*** Opening RECORDS SHOWN ***

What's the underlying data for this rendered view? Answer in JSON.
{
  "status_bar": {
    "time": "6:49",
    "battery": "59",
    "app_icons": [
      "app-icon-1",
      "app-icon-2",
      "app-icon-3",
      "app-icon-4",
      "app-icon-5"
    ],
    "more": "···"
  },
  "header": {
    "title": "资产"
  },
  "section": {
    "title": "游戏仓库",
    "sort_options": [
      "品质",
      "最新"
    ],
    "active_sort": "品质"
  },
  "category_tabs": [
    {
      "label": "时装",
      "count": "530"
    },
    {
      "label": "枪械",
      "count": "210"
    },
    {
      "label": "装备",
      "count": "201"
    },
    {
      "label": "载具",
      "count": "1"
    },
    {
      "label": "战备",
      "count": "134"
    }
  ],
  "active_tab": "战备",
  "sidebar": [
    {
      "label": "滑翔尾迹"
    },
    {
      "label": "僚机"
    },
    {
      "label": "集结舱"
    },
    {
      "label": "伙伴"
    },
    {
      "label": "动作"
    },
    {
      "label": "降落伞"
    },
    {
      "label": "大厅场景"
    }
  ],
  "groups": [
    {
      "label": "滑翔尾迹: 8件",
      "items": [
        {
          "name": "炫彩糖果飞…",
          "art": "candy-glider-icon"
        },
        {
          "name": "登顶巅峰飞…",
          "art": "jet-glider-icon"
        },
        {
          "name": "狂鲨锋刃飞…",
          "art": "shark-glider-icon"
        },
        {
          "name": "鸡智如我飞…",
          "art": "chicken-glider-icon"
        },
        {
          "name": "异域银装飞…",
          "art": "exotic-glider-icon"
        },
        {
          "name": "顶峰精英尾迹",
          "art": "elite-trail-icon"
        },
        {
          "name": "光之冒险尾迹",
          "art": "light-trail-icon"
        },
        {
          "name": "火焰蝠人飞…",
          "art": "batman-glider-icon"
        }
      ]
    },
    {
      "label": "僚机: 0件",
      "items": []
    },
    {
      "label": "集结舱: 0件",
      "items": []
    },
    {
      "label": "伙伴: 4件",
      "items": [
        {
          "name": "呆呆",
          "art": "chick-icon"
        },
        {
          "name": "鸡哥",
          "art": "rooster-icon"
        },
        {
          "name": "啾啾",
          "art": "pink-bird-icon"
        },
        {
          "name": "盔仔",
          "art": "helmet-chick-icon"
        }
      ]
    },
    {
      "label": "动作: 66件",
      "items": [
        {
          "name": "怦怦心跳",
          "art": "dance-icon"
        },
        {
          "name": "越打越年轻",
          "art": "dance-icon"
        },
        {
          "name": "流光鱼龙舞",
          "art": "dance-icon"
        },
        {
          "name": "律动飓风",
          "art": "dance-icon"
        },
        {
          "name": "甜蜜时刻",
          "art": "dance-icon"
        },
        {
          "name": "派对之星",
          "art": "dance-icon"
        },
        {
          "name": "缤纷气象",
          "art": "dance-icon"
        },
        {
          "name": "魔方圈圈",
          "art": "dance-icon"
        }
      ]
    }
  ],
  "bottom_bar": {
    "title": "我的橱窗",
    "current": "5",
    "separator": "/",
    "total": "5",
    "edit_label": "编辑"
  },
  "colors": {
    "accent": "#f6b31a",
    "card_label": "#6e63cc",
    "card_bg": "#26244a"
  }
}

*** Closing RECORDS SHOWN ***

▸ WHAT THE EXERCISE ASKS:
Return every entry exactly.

▸ YOUR RESPONSE:
What's the underlying data for this rendered view? Answer in JSON.
{
  "status_bar": {
    "time": "6:49",
    "battery": "59",
    "app_icons": [
      "app-icon-1",
      "app-icon-2",
      "app-icon-3",
      "app-icon-4",
      "app-icon-5"
    ],
    "more": "···"
  },
  "header": {
    "title": "资产"
  },
  "section": {
    "title": "游戏仓库",
    "sort_options": [
      "品质",
      "最新"
    ],
    "active_sort": "品质"
  },
  "category_tabs": [
    {
      "label": "时装",
      "count": "530"
    },
    {
      "label": "枪械",
      "count": "210"
    },
    {
      "label": "装备",
      "count": "201"
    },
    {
      "label": "载具",
      "count": "1"
    },
    {
      "label": "战备",
      "count": "134"
    }
  ],
  "active_tab": "战备",
  "sidebar": [
    {
      "label": "滑翔尾迹"
    },
    {
      "label": "僚机"
    },
    {
      "label": "集结舱"
    },
    {
      "label": "伙伴"
    },
    {
      "label": "动作"
    },
    {
      "label": "降落伞"
    },
    {
      "label": "大厅场景"
    }
  ],
  "groups": [
    {
      "label": "滑翔尾迹: 8件",
      "items": [
        {
          "name": "炫彩糖果飞…",
          "art": "candy-glider-icon"
        },
        {
          "name": "登顶巅峰飞…",
          "art": "jet-glider-icon"
        },
        {
          "name": "狂鲨锋刃飞…",
          "art": "shark-glider-icon"
        },
        {
          "name": "鸡智如我飞…",
          "art": "chicken-glider-icon"
        },
        {
          "name": "异域银装飞…",
          "art": "exotic-glider-icon"
        },
        {
          "name": "顶峰精英尾迹",
          "art": "elite-trail-icon"
        },
        {
          "name": "光之冒险尾迹",
          "art": "light-trail-icon"
        },
        {
          "name": "火焰蝠人飞…",
          "art": "batman-glider-icon"
        }
      ]
    },
    {
      "label": "僚机: 0件",
      "items": []
    },
    {
      "label": "集结舱: 0件",
      "items": []
    },
    {
      "label": "伙伴: 4件",
      "items": [
        {
          "name": "呆呆",
          "art": "chick-icon"
        },
        {
          "name": "鸡哥",
          "art": "rooster-icon"
        },
        {
          "name": "啾啾",
          "art": "pink-bird-icon"
        },
        {
          "name": "盔仔",
          "art": "helmet-chick-icon"
        }
      ]
    },
    {
      "label": "动作: 66件",
      "items": [
        {
          "name": "怦怦心跳",
          "art": "dance-icon"
        },
        {
          "name": "越打越年轻",
          "art": "dance-icon"
        },
        {
          "name": "流光鱼龙舞",
          "art": "dance-icon"
        },
        {
          "name": "律动飓风",
          "art": "dance-icon"
        },
        {
          "name": "甜蜜时刻",
          "art": "dance-icon"
        },
        {
          "name": "派对之星",
          "art": "dance-icon"
        },
        {
          "name": "缤纷气象",
          "art": "dance-icon"
        },
        {
          "name": "魔方圈圈",
          "art": "dance-icon"
        }
      ]
    }
  ],
  "bottom_bar": {
    "title": "我的橱窗",
    "current": "5",
    "separator": "/",
    "total": "5",
    "edit_label": "编辑"
  },
  "colors": {
    "accent": "#f6b31a",
    "card_label": "#6e63cc",
    "card_bg": "#26244a"
  }
}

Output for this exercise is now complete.